I cannot express enough how everyone is different when it comes to movement. Yes, we all have the same general anatomy and physiology, but specific things like bone length, bone density, tendon thickness and general coordination have a lot influence on how you move. That’s why you hear that some people are born to be sprinters or gymnasts and others are born to be bodybuilders or powerlifters. At the end of the day though, humans evolved doing squatting movements. It is considered a fundamental human movement and anyone with all of their joints intact can benefit from training it in some way.
I hope that this post helped you to better understand the squat. If you have any questions or you would like to talk about it, feel free to leave a comment.
Thanks for reading. Now go do some SQUATS!
Most of my strength training is based around gymnastics, but I do love weight training as well. Depending on the day or week, I will lean more towards one or the other. However, as of late I have really been trying to focus on strength based gymnastics skills such as the front lever, quality freestanding handstand push ups, and the straddle planche.
Most people will tell you that mixing up your exercises is the only way to “confuse” your muscles so that you can constantly make gains. While that may be true to an extent, it may not apply directly to skill based training. At least not in the same way. In skill based training progressive overload can either be in the form of adding weight to an existing skill progression, or choosing a more difficult skill progression. An example of this could be moving from handstands on a wall to freestanding handstands.

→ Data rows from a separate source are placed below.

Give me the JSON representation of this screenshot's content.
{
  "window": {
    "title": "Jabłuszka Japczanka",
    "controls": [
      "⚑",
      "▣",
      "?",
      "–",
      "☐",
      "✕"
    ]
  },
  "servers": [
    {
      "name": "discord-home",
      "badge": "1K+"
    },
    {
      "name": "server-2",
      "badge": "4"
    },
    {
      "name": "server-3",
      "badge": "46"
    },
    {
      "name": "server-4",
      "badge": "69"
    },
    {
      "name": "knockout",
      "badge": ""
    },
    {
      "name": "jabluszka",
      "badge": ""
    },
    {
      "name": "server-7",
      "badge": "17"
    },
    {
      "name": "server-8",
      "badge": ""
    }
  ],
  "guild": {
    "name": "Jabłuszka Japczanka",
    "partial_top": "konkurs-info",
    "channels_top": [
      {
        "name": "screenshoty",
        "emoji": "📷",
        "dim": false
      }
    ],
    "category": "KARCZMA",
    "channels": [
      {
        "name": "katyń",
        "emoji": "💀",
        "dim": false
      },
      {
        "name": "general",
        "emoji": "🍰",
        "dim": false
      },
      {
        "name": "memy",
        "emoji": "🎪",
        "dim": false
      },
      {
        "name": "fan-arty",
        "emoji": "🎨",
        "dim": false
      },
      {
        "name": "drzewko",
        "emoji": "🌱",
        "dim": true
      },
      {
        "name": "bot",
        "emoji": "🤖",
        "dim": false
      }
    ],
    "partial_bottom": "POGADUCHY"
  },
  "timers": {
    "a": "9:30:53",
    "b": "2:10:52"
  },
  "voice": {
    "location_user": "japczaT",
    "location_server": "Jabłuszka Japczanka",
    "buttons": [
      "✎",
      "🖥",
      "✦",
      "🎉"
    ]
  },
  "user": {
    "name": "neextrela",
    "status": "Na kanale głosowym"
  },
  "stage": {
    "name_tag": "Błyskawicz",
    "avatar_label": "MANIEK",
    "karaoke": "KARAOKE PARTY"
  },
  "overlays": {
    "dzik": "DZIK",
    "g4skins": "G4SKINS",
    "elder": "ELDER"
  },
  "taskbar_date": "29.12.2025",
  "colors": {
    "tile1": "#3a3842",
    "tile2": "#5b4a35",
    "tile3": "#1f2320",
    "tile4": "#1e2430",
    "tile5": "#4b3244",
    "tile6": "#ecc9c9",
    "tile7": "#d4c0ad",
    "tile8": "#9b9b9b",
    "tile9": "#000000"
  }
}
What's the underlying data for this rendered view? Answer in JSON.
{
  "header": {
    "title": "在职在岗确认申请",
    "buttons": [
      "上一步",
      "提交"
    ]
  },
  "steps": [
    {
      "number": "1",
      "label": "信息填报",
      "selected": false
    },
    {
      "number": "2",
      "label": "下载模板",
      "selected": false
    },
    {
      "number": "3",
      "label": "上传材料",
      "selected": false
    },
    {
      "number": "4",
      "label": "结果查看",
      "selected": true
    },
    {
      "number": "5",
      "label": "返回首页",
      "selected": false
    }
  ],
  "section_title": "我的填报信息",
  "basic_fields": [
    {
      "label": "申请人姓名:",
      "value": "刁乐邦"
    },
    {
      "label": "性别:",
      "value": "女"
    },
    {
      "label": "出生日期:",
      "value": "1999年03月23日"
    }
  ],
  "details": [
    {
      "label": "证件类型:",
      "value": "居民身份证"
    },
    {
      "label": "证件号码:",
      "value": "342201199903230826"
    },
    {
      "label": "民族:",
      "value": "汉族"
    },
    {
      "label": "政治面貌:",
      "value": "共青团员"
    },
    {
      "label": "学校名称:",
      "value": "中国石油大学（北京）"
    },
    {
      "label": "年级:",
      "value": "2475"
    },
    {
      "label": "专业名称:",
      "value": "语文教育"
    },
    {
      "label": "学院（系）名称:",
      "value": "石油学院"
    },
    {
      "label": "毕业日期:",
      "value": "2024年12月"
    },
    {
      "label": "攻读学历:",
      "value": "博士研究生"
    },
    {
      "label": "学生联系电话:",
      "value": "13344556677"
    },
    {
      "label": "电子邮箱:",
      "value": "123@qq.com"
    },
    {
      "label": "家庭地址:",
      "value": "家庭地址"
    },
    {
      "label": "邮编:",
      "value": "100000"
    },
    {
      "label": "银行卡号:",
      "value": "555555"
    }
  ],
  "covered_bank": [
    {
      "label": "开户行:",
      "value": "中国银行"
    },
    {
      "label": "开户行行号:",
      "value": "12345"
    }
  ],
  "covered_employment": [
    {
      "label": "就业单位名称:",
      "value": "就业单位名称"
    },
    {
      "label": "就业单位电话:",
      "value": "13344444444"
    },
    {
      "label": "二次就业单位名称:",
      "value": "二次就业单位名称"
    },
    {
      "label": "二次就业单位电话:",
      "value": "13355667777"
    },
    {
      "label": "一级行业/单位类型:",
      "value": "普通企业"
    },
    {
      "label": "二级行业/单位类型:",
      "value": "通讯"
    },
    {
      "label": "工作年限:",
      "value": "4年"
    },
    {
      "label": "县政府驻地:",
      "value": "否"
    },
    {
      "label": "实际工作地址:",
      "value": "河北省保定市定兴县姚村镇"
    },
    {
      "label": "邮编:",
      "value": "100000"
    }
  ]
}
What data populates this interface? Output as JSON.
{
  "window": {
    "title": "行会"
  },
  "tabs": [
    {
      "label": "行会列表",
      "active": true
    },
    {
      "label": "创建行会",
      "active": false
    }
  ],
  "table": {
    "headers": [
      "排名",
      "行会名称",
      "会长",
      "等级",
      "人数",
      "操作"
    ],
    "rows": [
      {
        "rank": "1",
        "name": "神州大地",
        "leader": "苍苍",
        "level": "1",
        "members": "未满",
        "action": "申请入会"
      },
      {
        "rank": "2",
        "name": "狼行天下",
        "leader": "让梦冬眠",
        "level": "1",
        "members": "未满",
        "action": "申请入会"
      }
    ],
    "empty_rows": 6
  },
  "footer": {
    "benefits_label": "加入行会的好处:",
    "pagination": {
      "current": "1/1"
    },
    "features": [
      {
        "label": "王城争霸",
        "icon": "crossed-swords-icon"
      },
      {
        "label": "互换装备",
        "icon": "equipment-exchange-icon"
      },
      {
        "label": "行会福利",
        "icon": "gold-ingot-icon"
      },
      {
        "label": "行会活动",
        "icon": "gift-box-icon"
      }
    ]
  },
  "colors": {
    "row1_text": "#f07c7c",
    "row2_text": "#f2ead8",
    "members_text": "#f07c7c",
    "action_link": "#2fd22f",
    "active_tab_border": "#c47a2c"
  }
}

When I am doing skill work, I use more of a skill progression method, but for general strength exercises like pull ups and dips, I like to simply increase reps or add weight to my body. I try to do both skill work and general strength work all of my training sessions. The template below is what I generally like to use for putting together training sessions. It could include more or less volume, and it can even be entirely different at times, but I almost always come back to this general template. This template does not include other training such as martial arts or parkour, but you can certainly take it and adapt it to other training disciplines.
It is a combination of programming ideas that I have learned over the years from mentors, books and experimentation. This is certainly not the end all beat all, but it has worked fairly well for me. See the template below.
Training Session Template:
I may also do some mobility work afterwards, but most of the time I like to do my mobility work at a different time of day. More often than not I will do a little bit of isolation work too if I’m not too fatigued. Up next I will give you some examples of what this might look like with different training focuses.
Upper Body Sample Session:
Lower Body Sample Session:
This one is a little different for me. I tend to do a little less volume on the main lifts if I am doing a strict leg session. Here is what I typically do.
Full Body Sample Session:
As you can see, there is a good mix of exercises when it comes to the general strength work, but when it comes to skill work I stick with skill progressions until I have the skill and have it clean.
As stated previously, this is not the only template that I use for my training. Mixing things up IS important, but in my opinion, it should be done in a calculated way as opposed to coming to a session with no plan and randomly choosing exercises on the fly. At least not at every training session ;)
At the end of the day what matters most is that you are training, and as long as you are performing the exercises well, do whatever the hell you wanna do :D
Thanks for reading and I’ll talk to ya soon,